A new medical program sponsored by the University of Montana has filled its 10 openings with young practitioners who will begin their residency training this summer at a clinic in Missoula.
Filling the slots marks a big step forward for a university-sponsored program new to medical residency training, and for a state that claims just one other residency program, placing it 50th nationally in graduate medical education.
“There are 29,000 patient visits between Missoula and Ravalli counties not happening currently because the resources aren’t available to see those patients,” said Ned Vasquez, director of Family Medical Residency of Montana. “We’re increasing the number of physicians for patients by moving this residency program forward.”
The demand for more physicians in Montana isn’t new. Rural communities have a difficult time recruiting and retaining doctors, often losing them to larger hospitals.
The population in Montana also is aging, and with more people looking to Medicaid for coverage, experts see a growing need for physician care with fewer doctors to provide it.
“About one-quarter of the physicians in Montana are 60 years or older, and they’re likely to retire in the next five years,” Vasquez said. “We have this convergence of needing more care with fewer doctors to provide it.”
The new program began seeking accreditation in the fall of 2011 and was granted it in October 2012. Last November, Family Medical Residency of Montana began interviewing prospective students who had graduated from medical school and needed to begin their residency.
Vasquez said the physicians will be assigned a panel of patients and will practice at Partnership Health Center in Missoula, working under the supervision of the College of Health Professionals and Biomedical Sciences at UM.
After one year, three of the residents will move to Kalispell to complete the last two years of their residency at Flathead Community Health Center.
“We ended up with 100 applicants and interviewed 50 of them,” Vasquez said. “We looked at those 50 applicants and decided 43 were acceptable, and we placed them in order of preference.”
After graduating from medical school, students also completed a “match” process. They interviewed a variety of programs, including that at UM, and ranked the top five programs they were most interested in attending.
Vasquez said the match process pairs both physicians and residency programs with the best fit. Of the 10 physicians entering UM’s residency program, four are from Montana, and three of those are from smaller Montana communities.

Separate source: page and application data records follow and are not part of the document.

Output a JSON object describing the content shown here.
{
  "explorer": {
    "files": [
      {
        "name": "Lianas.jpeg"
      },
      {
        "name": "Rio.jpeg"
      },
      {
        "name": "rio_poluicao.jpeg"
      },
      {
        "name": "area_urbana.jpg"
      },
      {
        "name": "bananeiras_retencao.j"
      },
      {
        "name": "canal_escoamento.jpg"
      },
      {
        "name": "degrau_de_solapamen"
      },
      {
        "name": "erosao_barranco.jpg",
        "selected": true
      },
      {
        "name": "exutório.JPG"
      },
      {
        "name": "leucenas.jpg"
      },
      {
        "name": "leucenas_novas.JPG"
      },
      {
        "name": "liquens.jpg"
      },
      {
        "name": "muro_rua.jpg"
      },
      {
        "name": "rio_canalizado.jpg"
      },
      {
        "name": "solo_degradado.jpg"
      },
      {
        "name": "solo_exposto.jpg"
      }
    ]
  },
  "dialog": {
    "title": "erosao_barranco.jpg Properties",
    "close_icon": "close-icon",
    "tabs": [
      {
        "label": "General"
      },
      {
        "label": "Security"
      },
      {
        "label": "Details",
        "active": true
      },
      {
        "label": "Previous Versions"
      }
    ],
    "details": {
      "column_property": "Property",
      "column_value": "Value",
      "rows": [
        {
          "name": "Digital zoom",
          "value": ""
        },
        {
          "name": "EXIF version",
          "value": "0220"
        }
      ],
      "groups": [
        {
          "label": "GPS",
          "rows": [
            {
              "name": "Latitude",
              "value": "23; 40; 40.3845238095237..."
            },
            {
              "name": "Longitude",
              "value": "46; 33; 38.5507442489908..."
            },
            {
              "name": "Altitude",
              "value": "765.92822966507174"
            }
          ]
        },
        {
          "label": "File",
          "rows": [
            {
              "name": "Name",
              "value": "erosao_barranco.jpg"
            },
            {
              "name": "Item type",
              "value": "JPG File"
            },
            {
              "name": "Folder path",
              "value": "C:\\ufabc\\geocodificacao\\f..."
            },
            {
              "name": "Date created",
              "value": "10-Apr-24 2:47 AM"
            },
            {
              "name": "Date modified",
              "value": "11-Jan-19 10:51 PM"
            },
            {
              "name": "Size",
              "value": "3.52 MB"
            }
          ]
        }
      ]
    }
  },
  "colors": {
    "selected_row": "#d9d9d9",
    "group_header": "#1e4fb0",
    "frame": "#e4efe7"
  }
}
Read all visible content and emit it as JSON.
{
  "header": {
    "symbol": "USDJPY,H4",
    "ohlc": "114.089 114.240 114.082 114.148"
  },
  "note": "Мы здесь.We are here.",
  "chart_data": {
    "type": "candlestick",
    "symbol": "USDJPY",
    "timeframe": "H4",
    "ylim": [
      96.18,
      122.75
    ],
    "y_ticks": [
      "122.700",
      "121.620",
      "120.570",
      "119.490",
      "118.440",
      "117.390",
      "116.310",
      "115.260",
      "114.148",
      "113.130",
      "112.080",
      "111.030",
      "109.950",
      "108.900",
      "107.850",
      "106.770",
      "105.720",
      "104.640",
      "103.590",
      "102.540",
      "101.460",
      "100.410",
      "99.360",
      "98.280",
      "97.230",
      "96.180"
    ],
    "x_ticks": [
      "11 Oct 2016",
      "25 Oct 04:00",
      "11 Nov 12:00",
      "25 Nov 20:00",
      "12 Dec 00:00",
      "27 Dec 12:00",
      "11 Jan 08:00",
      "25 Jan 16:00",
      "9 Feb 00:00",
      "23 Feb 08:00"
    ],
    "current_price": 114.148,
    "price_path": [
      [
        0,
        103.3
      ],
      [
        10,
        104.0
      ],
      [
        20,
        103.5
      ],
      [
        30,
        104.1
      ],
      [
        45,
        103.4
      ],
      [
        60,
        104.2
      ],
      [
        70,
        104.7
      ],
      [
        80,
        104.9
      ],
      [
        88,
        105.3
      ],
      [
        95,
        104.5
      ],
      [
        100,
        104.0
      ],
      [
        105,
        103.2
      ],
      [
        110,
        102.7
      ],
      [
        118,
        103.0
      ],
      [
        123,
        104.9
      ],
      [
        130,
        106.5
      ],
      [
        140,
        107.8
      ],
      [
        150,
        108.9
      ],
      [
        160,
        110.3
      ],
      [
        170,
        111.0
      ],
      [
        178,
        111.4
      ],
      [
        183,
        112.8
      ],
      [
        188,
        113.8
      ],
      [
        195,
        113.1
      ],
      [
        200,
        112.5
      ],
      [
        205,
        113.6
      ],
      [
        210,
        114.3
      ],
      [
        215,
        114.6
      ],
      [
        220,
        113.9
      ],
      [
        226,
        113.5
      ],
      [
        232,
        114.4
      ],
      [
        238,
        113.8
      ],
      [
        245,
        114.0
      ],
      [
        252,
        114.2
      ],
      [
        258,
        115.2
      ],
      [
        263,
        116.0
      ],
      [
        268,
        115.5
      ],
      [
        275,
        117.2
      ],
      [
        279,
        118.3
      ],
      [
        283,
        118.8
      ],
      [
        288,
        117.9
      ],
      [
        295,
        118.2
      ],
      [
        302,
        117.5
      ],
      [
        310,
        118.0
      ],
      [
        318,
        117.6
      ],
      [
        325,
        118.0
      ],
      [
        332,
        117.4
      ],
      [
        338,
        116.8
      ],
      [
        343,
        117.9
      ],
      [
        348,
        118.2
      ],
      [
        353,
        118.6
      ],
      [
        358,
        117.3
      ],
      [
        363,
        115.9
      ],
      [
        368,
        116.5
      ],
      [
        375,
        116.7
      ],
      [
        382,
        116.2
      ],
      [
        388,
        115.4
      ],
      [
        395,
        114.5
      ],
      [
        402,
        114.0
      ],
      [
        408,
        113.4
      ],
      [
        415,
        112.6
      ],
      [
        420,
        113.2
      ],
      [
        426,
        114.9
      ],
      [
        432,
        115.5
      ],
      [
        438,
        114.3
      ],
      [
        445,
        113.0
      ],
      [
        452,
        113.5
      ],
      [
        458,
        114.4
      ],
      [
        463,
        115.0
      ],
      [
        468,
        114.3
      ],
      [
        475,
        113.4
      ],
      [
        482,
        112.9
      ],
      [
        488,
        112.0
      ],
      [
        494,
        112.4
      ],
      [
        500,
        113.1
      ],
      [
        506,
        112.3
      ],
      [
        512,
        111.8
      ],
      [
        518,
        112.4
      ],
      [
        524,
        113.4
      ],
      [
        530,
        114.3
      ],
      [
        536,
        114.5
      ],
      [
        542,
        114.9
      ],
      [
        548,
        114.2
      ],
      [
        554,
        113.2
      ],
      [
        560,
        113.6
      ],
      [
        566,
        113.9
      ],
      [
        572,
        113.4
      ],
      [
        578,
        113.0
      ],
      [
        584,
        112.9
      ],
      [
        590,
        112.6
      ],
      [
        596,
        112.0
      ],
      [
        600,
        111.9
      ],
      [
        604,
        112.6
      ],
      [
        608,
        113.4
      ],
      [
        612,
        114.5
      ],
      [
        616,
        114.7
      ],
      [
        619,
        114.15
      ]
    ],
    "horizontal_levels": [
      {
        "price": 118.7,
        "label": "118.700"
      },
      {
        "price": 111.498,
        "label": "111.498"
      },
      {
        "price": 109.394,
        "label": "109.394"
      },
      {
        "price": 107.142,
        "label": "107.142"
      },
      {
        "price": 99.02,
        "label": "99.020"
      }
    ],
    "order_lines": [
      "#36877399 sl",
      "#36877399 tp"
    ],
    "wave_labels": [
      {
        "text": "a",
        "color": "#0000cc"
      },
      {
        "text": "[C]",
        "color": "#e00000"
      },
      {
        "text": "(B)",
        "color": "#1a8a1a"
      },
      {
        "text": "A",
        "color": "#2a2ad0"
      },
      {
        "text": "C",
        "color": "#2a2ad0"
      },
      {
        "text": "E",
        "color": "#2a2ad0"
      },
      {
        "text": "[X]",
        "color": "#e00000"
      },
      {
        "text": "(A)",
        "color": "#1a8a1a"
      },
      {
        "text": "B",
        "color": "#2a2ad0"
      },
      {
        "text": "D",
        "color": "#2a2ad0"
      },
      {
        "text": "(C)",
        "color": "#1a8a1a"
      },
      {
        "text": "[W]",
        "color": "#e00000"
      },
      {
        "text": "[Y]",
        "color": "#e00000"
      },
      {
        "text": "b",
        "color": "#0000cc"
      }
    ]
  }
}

“We’re bringing people back to the state who want to live in Montana, making it likely they’ll stay and practice in a smaller community,” Vasquez said. “That’s really the mission of the residency program – to train people who will stay here and work in a smaller place.”
UM will serve as the sponsoring institution, and is responsible for the education delivered to the medical residents. Funding for the program comes from the Center for Medicare and Medicaid Services.
The program will work in partnership with St. Patrick Hospital, Community Medical Center and Kalispell Regional Medical Center.
“From a UM standpoint, it doesn’t have a financial obligation to fund the residency program,” Vasquez said. “The university provides the academic oversight, but is not on the hook for funding."